Prompt: What you return must match the records below exactly, down to each character.

Data listing:
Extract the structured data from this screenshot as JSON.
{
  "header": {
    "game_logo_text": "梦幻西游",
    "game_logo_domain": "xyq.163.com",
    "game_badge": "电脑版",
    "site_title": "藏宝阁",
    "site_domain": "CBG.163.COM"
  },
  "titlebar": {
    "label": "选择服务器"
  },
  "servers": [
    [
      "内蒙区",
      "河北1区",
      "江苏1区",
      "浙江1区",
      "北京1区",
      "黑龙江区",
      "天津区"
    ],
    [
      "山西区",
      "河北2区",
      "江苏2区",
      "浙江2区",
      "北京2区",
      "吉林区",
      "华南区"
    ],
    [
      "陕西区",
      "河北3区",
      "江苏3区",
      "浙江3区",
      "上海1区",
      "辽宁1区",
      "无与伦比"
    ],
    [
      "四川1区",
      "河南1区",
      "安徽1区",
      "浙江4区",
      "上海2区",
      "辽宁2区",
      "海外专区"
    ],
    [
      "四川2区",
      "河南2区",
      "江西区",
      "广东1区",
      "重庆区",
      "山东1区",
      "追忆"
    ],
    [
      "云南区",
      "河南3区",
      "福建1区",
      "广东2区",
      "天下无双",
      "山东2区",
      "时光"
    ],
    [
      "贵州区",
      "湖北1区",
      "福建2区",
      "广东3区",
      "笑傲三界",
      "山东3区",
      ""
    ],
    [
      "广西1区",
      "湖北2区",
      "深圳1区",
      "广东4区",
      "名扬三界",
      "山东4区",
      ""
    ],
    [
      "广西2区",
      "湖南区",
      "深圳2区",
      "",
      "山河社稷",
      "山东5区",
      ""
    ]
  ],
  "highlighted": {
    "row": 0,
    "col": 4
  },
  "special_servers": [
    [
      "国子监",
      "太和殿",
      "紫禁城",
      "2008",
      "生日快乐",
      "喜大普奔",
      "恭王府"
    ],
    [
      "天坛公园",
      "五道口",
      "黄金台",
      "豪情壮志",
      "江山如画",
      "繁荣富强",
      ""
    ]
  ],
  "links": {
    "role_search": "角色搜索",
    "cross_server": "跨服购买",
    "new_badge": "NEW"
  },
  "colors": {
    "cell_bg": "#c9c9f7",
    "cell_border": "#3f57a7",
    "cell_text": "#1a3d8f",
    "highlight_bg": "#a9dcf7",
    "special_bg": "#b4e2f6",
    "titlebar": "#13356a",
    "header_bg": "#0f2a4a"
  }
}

Exercise answer:
Extract the structured data from this screenshot as JSON.
{
  "header": {
    "game_logo_text": "梦幻西游",
    "game_logo_domain": "xyq.163.com",
    "game_badge": "电脑版",
    "site_title": "藏宝阁",
    "site_domain": "CBG.163.COM"
  },
  "titlebar": {
    "label": "选择服务器"
  },
  "servers": [
    [
      "内蒙区",
      "河北1区",
      "江苏1区",
      "浙江1区",
      "北京1区",
      "黑龙江区",
      "天津区"
    ],
    [
      "山西区",
      "河北2区",
      "江苏2区",
      "浙江2区",
      "北京2区",
      "吉林区",
      "华南区"
    ],
    [
      "陕西区",
      "河北3区",
      "江苏3区",
      "浙江3区",
      "上海1区",
      "辽宁1区",
      "无与伦比"
    ],
    [
      "四川1区",
      "河南1区",
      "安徽1区",
      "浙江4区",
      "上海2区",
      "辽宁2区",
      "海外专区"
    ],
    [
      "四川2区",
      "河南2区",
      "江西区",
      "广东1区",
      "重庆区",
      "山东1区",
      "追忆"
    ],
    [
      "云南区",
      "河南3区",
      "福建1区",
      "广东2区",
      "天下无双",
      "山东2区",
      "时光"
    ],
    [
      "贵州区",
      "湖北1区",
      "福建2区",
      "广东3区",
      "笑傲三界",
      "山东3区",
      ""
    ],
    [
      "广西1区",
      "湖北2区",
      "深圳1区",
      "广东4区",
      "名扬三界",
      "山东4区",
      ""
    ],
    [
      "广西2区",
      "湖南区",
      "深圳2区",
      "",
      "山河社稷",
      "山东5区",
      ""
    ]
  ],
  "highlighted": {
    "row": 0,
    "col": 4
  },
  "special_servers": [
    [
      "国子监",
      "太和殿",
      "紫禁城",
      "2008",
      "生日快乐",
      "喜大普奔",
      "恭王府"
    ],
    [
      "天坛公园",
      "五道口",
      "黄金台",
      "豪情壮志",
      "江山如画",
      "繁荣富强",
      ""
    ]
  ],
  "links": {
    "role_search": "角色搜索",
    "cross_server": "跨服购买",
    "new_badge": "NEW"
  },
  "colors": {
    "cell_bg": "#c9c9f7",
    "cell_border": "#3f57a7",
    "cell_text": "#1a3d8f",
    "highlight_bg": "#a9dcf7",
    "special_bg": "#b4e2f6",
    "titlebar": "#13356a",
    "header_bg": "#0f2a4a"
  }
}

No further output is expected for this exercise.